September 12, 2013 10:59PM
By Farrah Duffany
SOUTHINGTON — After years of trying to set aside enough money, the town will finally be able to replace the windows at Town Hall with the help of a Neighborhood Assistance Act Grant.
In April, Town Manager Garry Brumback asked the Town Council for authorization to apply for the grant, which tops out at $150,000. In August, the town’s application was approved. The program is administered through the state Department of Revenue Services.
“I’m very happy that we were able to attain the grant,” said Town Councilor John Barry. “It’s something I had brought up three or four years ago and this will certainly save the town money in the winter months for energy costs due to present windows that are not energy efficient.”
Windows at the Town Hall are outdated, cause drafts, and sometimes leak. In 2008, voters rejected plans to renovate Town Hall at referendum.
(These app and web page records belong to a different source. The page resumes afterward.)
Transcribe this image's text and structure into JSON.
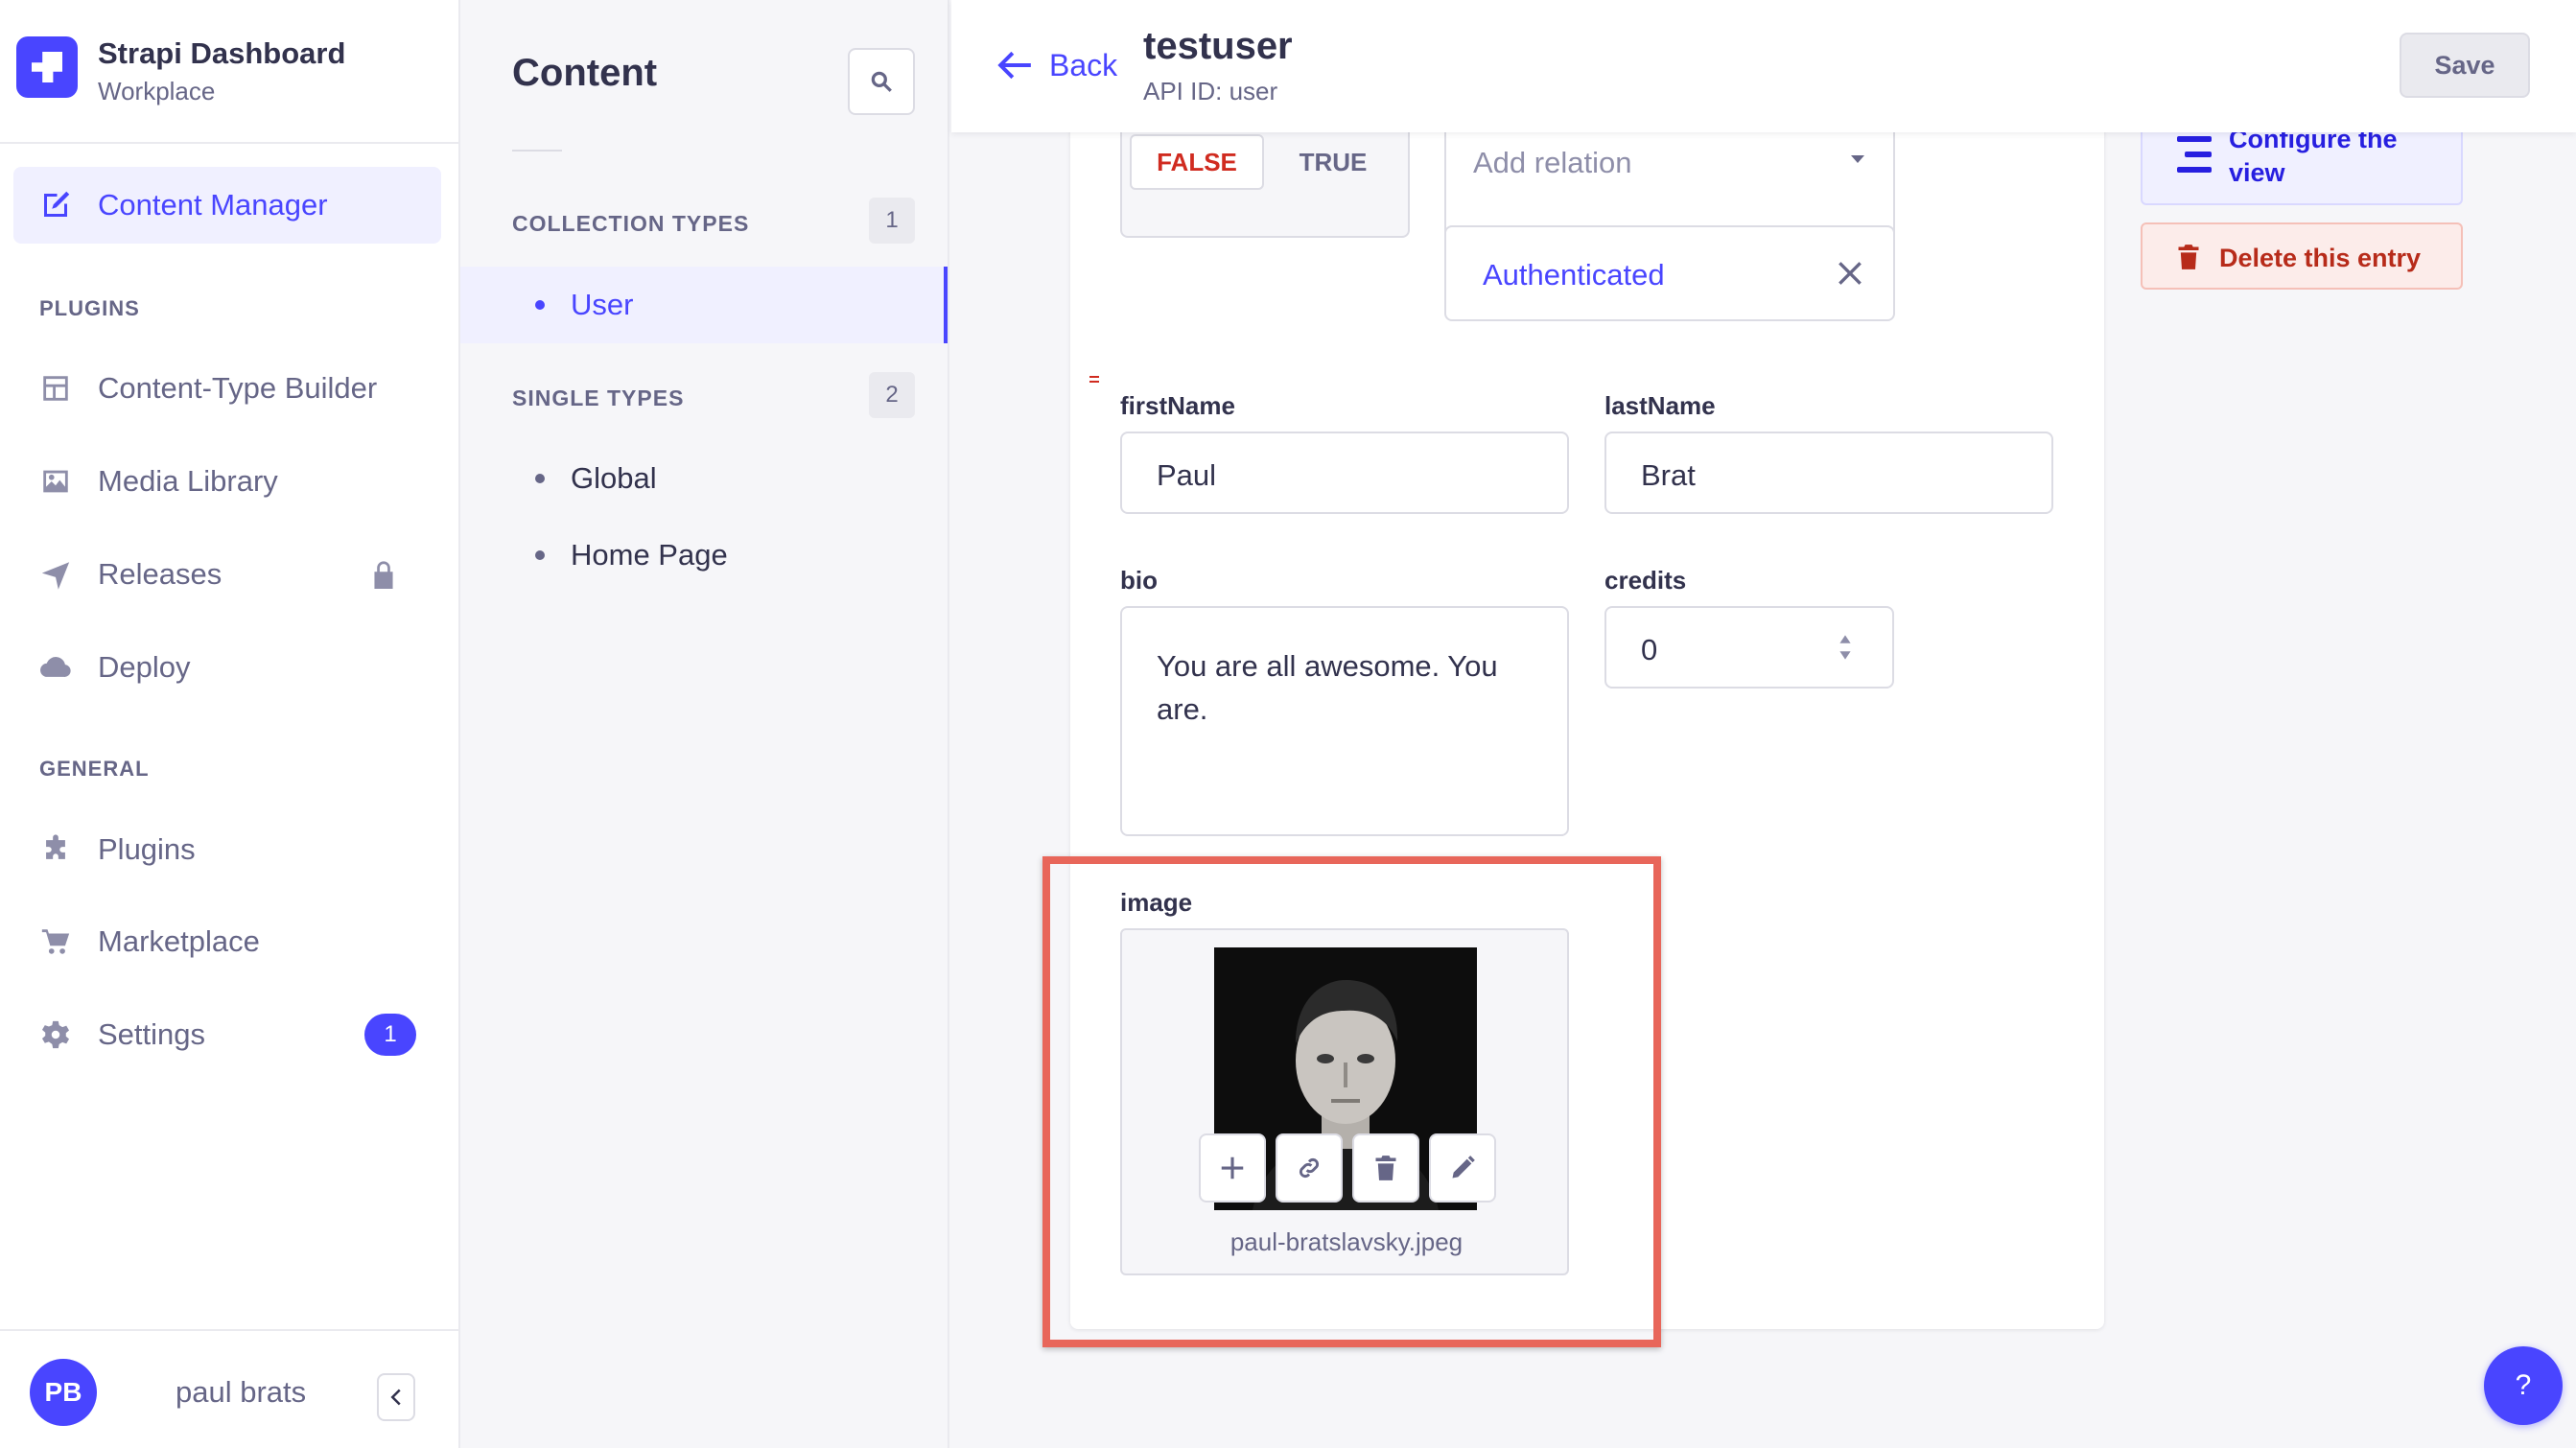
{
  "brand": {
    "title": "Strapi Dashboard",
    "subtitle": "Workplace"
  },
  "main_nav": {
    "content_manager": "Content Manager",
    "plugins_section": "PLUGINS",
    "content_type_builder": "Content-Type Builder",
    "media_library": "Media Library",
    "releases": "Releases",
    "deploy": "Deploy",
    "general_section": "GENERAL",
    "plugins": "Plugins",
    "marketplace": "Marketplace",
    "settings": "Settings",
    "settings_badge": "1"
  },
  "profile": {
    "initials": "PB",
    "name": "paul brats"
  },
  "sub_nav": {
    "title": "Content",
    "collection_types_label": "COLLECTION TYPES",
    "collection_types_count": "1",
    "collection_items": [
      "User"
    ],
    "single_types_label": "SINGLE TYPES",
    "single_types_count": "2",
    "single_items": [
      "Global",
      "Home Page"
    ]
  },
  "header": {
    "back_label": "Back",
    "title": "testuser",
    "api_id": "API ID: user",
    "save_label": "Save"
  },
  "form": {
    "toggle_false": "FALSE",
    "toggle_true": "TRUE",
    "relation_placeholder": "Add relation",
    "relation_chip": "Authenticated",
    "first_name_label": "firstName",
    "first_name_value": "Paul",
    "last_name_label": "lastName",
    "last_name_value": "Brat",
    "bio_label": "bio",
    "bio_value": "You are all awesome. You are.",
    "credits_label": "credits",
    "credits_value": "0",
    "image_label": "image",
    "image_filename": "paul-bratslavsky.jpeg"
  },
  "actions": {
    "configure_label": "Configure the view",
    "delete_label": "Delete this entry"
  },
  "help_label": "?",
  "colors": {
    "primary": "#4945ff",
    "danger": "#d02b20",
    "highlight": "#e8665a"
  }
}
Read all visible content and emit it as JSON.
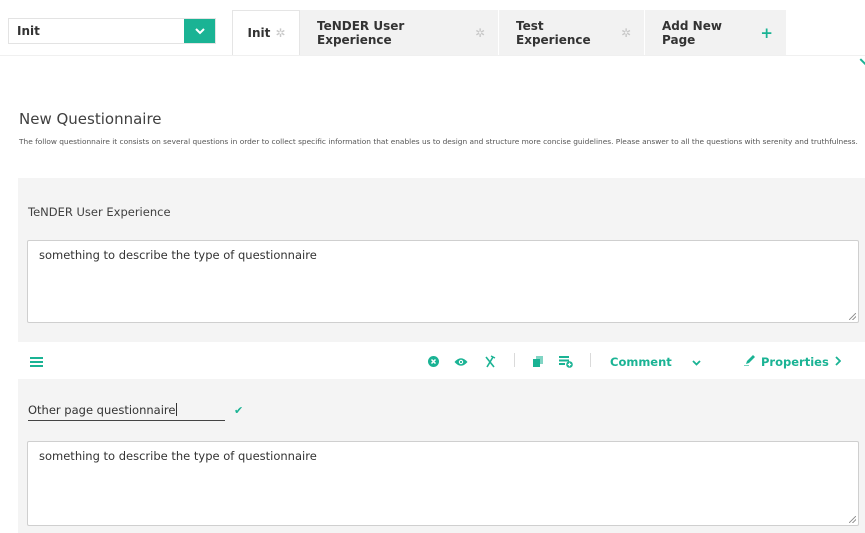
{
  "page_selector": {
    "value": "Init"
  },
  "tabs": [
    {
      "label": "Init",
      "icon": "gear-icon",
      "active": true
    },
    {
      "label": "TeNDER User Experience",
      "icon": "gear-icon",
      "active": false
    },
    {
      "label": "Test Experience",
      "icon": "gear-icon",
      "active": false
    },
    {
      "label": "Add New Page",
      "icon": "plus-icon",
      "active": false
    }
  ],
  "questionnaire": {
    "title": "New Questionnaire",
    "description": "The follow questionnaire it consists on several questions in order to collect specific information that enables us to design and structure more concise guidelines. Please answer to all the questions with serenity and truthfulness."
  },
  "pages": [
    {
      "title": "TeNDER User Experience",
      "description": "something to describe the type of questionnaire"
    },
    {
      "title": "Other page questionnaire",
      "description": "something to describe the type of questionnaire"
    }
  ],
  "toolbar": {
    "comment_label": "Comment",
    "properties_label": "Properties"
  },
  "colors": {
    "accent": "#1ab394",
    "panel_bg": "#f4f4f4"
  }
}
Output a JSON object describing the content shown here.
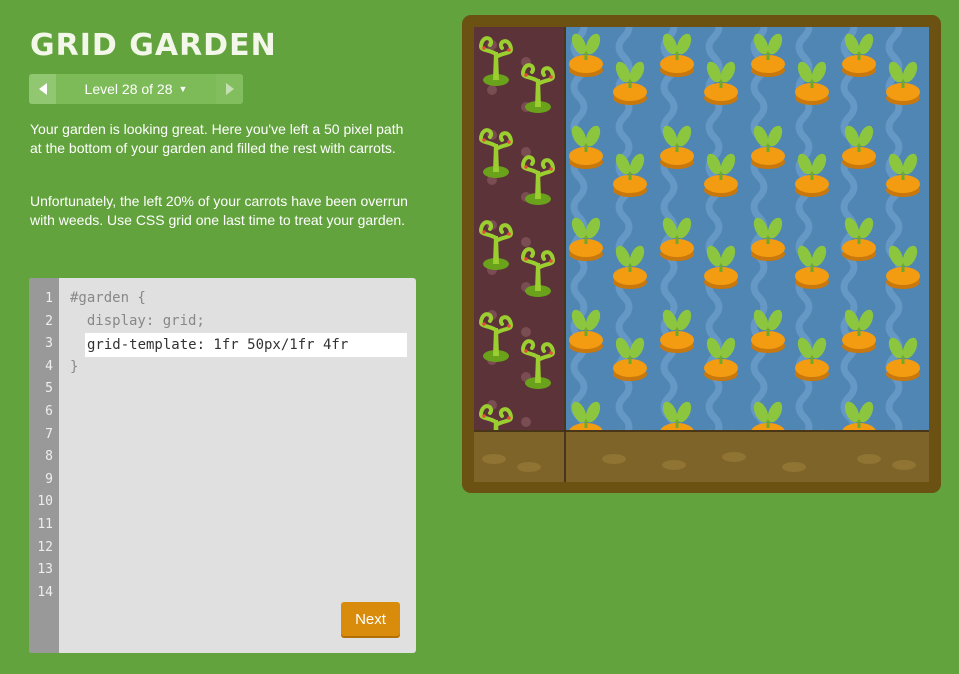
{
  "app": {
    "title": "GRID GARDEN"
  },
  "level_nav": {
    "label": "Level 28 of 28",
    "prev_icon": "arrow-left-icon",
    "next_icon": "arrow-right-icon",
    "dropdown_icon": "caret-down-icon"
  },
  "instructions": {
    "p1": "Your garden is looking great. Here you've left a 50 pixel path at the bottom of your garden and filled the rest with carrots.",
    "p2": "Unfortunately, the left 20% of your carrots have been overrun with weeds. Use CSS grid one last time to treat your garden."
  },
  "editor": {
    "line_numbers": [
      "1",
      "2",
      "3",
      "4",
      "5",
      "6",
      "7",
      "8",
      "9",
      "10",
      "11",
      "12",
      "13",
      "14"
    ],
    "line1": "#garden {",
    "line2": "  display: grid;",
    "input_value": "grid-template: 1fr 50px/1fr 4fr",
    "line4": "}",
    "next_label": "Next"
  },
  "colors": {
    "background": "#63a33e",
    "frame": "#6b5212",
    "water": "#4f86b3",
    "weeds_bed": "#5c3339",
    "path": "#7e6428",
    "carrot": "#f39c12",
    "leaf": "#8cc63f",
    "weed": "#9bce2f"
  }
}
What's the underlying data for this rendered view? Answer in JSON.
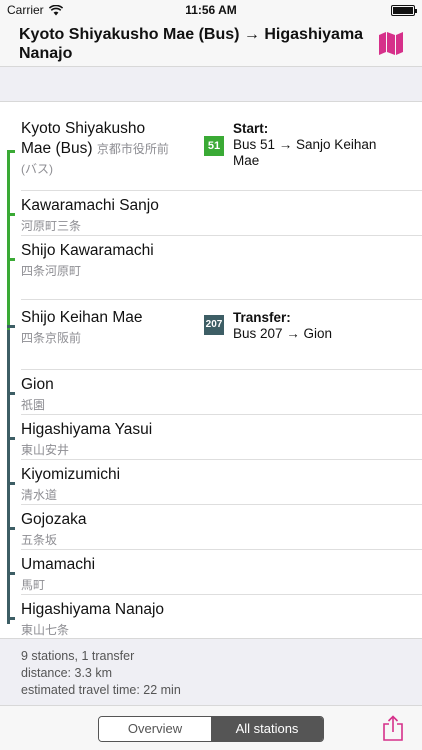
{
  "status_bar": {
    "carrier": "Carrier",
    "time": "11:56 AM"
  },
  "header": {
    "title": "Kyoto Shiyakusho Mae (Bus) → Higashiyama Nanajo",
    "map_icon": "map-icon",
    "accent_color": "#d6308a"
  },
  "stations": [
    {
      "name": "Kyoto Shiyakusho Mae (Bus)",
      "name_line1": "Kyoto Shiyakusho",
      "name_line2": "Mae (Bus)",
      "jp_line1": "京都市役所前",
      "jp_line2": "(バス)"
    },
    {
      "name": "Kawaramachi Sanjo",
      "jp": "河原町三条"
    },
    {
      "name": "Shijo Kawaramachi",
      "jp": "四条河原町"
    },
    {
      "name": "Shijo Keihan Mae",
      "jp": "四条京阪前"
    },
    {
      "name": "Gion",
      "jp": "祇園"
    },
    {
      "name": "Higashiyama Yasui",
      "jp": "東山安井"
    },
    {
      "name": "Kiyomizumichi",
      "jp": "清水道"
    },
    {
      "name": "Gojozaka",
      "jp": "五条坂"
    },
    {
      "name": "Umamachi",
      "jp": "馬町"
    },
    {
      "name": "Higashiyama Nanajo",
      "jp": "東山七条"
    }
  ],
  "routes": [
    {
      "badge": "51",
      "heading": "Start:",
      "line1": "Bus 51 → Sanjo Keihan",
      "line2": "Mae",
      "color": "#3aaa35"
    },
    {
      "badge": "207",
      "heading": "Transfer:",
      "line1": "Bus 207 → Gion",
      "color": "#3d5e65"
    }
  ],
  "summary": {
    "stations": "9 stations, 1 transfer",
    "distance": "distance: 3.3 km",
    "travel_time": "estimated travel time: 22 min"
  },
  "toolbar": {
    "segments": [
      "Overview",
      "All stations"
    ],
    "selected": "All stations",
    "share_icon": "share-icon"
  }
}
For years later, the town wanted to address some building issues such as the windows, but funding always fell short.
“We had set aside some money, $50,000, to do that and it was woefully short,” Brumback said. “So we applied for the Neighborhood Assistance Act Grant and got it.”
Town Attorney Mark Sciota said the town is in the process of interviewing local companies for the work and has talked to three already.
“The company has to understand the whole process and be able to follow the guidelines” of the grant, Sciota said.
The grant is in the form of a tax credit. With the stipulations in the grant, the town is interviewing companies to see if they are eligible to do the work and qualify for a “dollar for dollar” tax credit, Brumback said.
“You have to pay at least $100,000 in Connecticut state taxes to be able to get anything back,” Brumback said. “If you do $100,000 of work for the town, then you can submit to this program to have (your) taxes reduced by $100,000.”
If more than one company is eligible for the work, then the town will go out to bid, Brumback said. Sciota hopes to recommend a company by the next council meeting. The cost is not yet clear because Sciota is waiting for companies to give quotes.
With the replacement of the windows, the town will choose a style that fits with the character of the building.
“My understanding is the town is receptive to ensure that the windows meet the historical significance of the existing Town Hall,” Barry said.
Brumback said he’s hoping to get the windows replaced before winter comes around, but it will “depend on the mechanics of the grant.”